24. As a matter of fact, the view taken by us is sufficient to dispose of this reference in favour of the accountable person. We may, however, in addition, point out that so far as the State of Maharashtra is concerned, the public trusts are subject to the control and supervision of the Charity Commissioner who has to function according to the provisions of the Bombay Public Trusts Act. it is not in dispute that the trust in question has been registered not only under the provision of the Bombay Public Trusts Act but that it was registered even under the M.P. Public Trusts Act, 1951, which was the relevant Act in force in the Vidarbha Region prior to the applicability of the Bombay Public Trusts Act. Apart from the fact that none of the purposes for which the trust has been created by the settlor in this case can stand exhausted, even in a case where the original object of the public trusts has failed, there is power in the Charity Commissioner under s. 55 of the Bombay Public Trusts Act to 'require the trustees to apply within the prescribed time for directions to the court within the local limits of whose jurisdiction the whole or part of the subject-matter of the trust is situate.' It is obligatory that the trustees should comply with the requisition. there is power in the court under s. 56 of the Act to give appropriate directions, so far as it may be expedient, practicable, desirable, necessary or proper in public interest, to give effect to the original intention of the author of the public trust or the object for which the public trust was created. If the court is of opinion that the carrying our of such intention or object is not wholly or partially expedient, practicable, desirable, necessary or proper in public trusts or any portion thereof to be applied cy-pres to any other charitable to religious object.' There is also power in the Charity commissioner to remove and appoint fresh trustees and see that the intention of the settlor is given effect to. Therefore, apart from the general principles that in the case of a public trust, where dedication is complete, a power of revocation does not be any ground which could fall within cl. 23 and indeed the provision in cl. 23 could be wholly irrelevant because there are overriding provisions of the Bombay Public Trusts Act under which if a public trusts is not being given effect to, the Charity Commissioner can step in and see that the trust funds were applied to a charitable purpose. It is, therefore, clear that the so-called power of revocation is wholly redundant and ineffective. If the power of revocation was redundant and ineffective and indeed wholly invalid the mere reservation of a power by a clause in the trust deed could not attract the applicability of he provisions of s. 12(1) of the Act. It is therefore, wholly unnecessary for us to decide whether the Department was entitled to challenge the correctness of the order of the Asst. Charity commissioner by which he declined to give effect to the resolution passed by the trustees, the controversy relating to which has been made the subject-matter of question No. 2. In the view we have taken, we answer the questions referred to the court as follows :

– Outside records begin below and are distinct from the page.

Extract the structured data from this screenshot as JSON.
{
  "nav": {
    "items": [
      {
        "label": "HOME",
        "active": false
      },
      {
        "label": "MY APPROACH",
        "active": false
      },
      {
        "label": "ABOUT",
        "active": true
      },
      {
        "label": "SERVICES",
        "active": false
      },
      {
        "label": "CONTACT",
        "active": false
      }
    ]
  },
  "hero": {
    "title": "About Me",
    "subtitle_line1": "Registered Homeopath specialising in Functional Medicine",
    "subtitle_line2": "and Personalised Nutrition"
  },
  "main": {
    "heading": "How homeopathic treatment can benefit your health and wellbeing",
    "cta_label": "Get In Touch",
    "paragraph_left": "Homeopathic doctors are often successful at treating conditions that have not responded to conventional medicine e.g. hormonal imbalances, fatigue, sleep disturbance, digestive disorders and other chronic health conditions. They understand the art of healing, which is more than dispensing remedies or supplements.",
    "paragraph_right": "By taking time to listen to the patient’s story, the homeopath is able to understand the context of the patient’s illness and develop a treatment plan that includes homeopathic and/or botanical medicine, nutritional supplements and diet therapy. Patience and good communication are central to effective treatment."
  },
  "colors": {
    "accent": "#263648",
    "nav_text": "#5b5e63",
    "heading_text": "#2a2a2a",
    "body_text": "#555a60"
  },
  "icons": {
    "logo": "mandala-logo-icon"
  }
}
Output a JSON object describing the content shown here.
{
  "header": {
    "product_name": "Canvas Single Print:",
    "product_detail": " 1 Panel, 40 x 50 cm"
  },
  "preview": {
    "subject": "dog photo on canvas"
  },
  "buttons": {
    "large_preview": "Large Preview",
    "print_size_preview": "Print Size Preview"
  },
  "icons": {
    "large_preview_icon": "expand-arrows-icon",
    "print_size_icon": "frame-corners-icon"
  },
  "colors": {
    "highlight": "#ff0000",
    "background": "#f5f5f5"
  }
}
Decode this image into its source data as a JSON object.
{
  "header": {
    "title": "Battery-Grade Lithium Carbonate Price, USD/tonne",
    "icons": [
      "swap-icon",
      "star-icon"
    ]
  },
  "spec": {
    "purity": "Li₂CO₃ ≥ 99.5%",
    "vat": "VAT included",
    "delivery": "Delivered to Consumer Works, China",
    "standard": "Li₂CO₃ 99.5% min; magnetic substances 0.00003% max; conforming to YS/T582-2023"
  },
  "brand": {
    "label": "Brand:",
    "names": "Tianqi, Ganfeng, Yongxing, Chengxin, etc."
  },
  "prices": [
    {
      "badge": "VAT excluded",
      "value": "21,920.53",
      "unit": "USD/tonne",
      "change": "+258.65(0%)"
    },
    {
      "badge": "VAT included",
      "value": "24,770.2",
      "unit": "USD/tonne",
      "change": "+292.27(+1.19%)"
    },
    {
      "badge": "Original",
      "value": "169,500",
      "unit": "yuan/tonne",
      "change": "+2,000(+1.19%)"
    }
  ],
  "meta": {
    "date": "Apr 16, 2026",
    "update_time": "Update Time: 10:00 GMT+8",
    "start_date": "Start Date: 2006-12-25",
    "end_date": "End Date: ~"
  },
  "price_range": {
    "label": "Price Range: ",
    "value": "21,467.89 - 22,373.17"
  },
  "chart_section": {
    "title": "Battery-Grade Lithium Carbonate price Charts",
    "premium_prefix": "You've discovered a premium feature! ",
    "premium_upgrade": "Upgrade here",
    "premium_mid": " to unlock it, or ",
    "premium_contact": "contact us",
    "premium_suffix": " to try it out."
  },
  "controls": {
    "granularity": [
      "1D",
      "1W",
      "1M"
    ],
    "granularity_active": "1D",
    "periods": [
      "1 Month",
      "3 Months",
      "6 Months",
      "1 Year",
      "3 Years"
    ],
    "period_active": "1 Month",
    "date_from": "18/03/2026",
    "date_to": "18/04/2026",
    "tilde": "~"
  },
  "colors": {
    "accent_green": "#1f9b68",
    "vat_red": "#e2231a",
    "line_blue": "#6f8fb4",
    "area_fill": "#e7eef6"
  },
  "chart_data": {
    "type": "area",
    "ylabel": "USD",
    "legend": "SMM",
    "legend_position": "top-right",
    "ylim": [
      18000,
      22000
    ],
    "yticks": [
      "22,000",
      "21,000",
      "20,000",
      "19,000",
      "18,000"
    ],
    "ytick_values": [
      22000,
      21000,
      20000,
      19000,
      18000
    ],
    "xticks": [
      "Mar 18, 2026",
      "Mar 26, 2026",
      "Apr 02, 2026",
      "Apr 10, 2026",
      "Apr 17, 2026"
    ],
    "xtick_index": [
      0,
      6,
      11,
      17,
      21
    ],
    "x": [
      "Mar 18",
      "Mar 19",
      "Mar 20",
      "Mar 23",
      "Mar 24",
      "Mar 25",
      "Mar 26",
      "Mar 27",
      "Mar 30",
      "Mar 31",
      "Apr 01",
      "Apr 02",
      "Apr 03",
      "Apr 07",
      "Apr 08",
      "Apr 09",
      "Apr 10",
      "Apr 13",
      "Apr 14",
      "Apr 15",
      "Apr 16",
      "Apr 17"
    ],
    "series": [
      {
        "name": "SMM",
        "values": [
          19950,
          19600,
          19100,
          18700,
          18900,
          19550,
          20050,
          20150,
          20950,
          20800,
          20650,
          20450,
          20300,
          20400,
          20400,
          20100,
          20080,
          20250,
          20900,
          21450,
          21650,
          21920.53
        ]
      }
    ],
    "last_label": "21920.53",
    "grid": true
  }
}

Question No. 1 :- In the affirmative and against the Revenue.
Question No. 2 :- Need not be answered.
Question No. 3 :- In the negative and against the Revenue.
25. Revenue to pay the costs of this reference.